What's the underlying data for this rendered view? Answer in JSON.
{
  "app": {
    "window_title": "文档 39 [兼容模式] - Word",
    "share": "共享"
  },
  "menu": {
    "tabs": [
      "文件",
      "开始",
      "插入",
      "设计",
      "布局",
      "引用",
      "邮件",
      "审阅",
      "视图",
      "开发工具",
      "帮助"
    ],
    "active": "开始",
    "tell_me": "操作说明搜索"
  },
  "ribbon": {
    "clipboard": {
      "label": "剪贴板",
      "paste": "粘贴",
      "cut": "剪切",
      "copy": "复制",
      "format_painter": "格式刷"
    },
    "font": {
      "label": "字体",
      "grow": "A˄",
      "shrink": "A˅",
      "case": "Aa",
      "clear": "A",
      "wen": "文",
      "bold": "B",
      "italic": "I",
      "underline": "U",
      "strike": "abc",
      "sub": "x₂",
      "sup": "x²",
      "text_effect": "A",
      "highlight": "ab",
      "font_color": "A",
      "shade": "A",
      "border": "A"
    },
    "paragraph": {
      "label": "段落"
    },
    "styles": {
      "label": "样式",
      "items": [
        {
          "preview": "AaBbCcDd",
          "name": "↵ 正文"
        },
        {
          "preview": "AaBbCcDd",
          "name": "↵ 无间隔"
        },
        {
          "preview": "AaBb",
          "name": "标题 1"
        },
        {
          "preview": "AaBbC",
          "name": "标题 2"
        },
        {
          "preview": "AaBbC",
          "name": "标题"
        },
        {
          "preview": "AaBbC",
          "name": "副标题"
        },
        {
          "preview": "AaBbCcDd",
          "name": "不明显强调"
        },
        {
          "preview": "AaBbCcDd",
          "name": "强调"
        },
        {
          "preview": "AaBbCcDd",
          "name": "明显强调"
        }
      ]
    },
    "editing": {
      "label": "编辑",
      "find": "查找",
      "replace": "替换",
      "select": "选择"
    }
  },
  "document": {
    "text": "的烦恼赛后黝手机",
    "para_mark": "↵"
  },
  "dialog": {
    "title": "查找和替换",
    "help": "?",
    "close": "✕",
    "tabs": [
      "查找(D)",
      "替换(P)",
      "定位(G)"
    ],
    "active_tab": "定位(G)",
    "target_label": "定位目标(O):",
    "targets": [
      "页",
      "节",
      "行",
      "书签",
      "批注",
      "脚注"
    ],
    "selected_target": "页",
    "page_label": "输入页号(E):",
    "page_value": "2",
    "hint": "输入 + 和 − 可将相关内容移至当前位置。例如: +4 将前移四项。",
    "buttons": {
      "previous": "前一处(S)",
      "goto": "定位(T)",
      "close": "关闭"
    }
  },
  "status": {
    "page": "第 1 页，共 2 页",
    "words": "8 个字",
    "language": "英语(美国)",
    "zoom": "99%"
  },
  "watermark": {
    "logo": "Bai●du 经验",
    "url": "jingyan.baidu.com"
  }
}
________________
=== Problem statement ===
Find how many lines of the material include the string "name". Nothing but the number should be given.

=== Response to this task ===
9